In Canada and Japan, NIMBYs may hate newcomers but are less empowered to stop developers from building apartments for them. Torontonians can look down on people from the rest of Canada, including the suburbs, industrial cities, and other other provinces. And in Tokyo, there are strong negative stereotypes attached to working-class industrial suburbs like Chiba and Saitama. But the government of Ontario answers not just to Torontonians but also to people from elsewhere in the province who would like to migrate to the city. Similarly, the government of Japan answers to more than just Tokyo.
In New York, zoning is already a municipal law. But the city chooses to devolve decisions to local council members and gives weight to community boards. The solution is to take the community boards out of the process, and give the city itself sole authority. The City Council should abolish the informal councilmanic privilege, in which members of the council have the final say over projects in their own districts. The general interest of the city is in upzoning, whereas individual communities have special interests in preventing development in their own neighborhoods.
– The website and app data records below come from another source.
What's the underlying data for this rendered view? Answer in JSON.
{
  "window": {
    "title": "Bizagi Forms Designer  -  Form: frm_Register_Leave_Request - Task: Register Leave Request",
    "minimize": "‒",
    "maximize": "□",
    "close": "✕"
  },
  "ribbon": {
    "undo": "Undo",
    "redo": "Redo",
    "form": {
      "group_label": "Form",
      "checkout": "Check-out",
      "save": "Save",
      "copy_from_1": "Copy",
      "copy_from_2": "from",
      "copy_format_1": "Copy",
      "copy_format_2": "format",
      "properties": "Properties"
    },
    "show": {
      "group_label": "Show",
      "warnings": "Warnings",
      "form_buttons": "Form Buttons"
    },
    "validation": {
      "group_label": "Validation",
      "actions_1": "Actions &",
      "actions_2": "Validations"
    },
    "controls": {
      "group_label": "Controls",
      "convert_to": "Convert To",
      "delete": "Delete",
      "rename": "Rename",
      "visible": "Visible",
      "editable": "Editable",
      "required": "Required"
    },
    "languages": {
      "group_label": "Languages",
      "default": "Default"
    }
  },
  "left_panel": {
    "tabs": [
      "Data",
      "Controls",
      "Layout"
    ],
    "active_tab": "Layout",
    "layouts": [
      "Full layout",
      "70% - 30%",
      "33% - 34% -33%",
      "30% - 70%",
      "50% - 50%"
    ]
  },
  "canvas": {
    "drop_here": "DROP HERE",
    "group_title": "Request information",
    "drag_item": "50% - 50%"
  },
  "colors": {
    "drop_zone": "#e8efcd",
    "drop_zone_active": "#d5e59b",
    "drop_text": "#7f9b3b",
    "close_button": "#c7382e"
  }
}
New York may be smaller than Japan and Ontario, but it has a great deal of economic and ethnic diversity. The majority of the city has no reason to indulge the racism of neighborhoods attempting to fight housing for minorities; the majority of the city that is not in gentrification hotspots has no reason to indulge opposition to new condominiums. New York City could see lots of new housing, like Tokyo and Toronto, if it successfully removes power from local special interests that oppose development.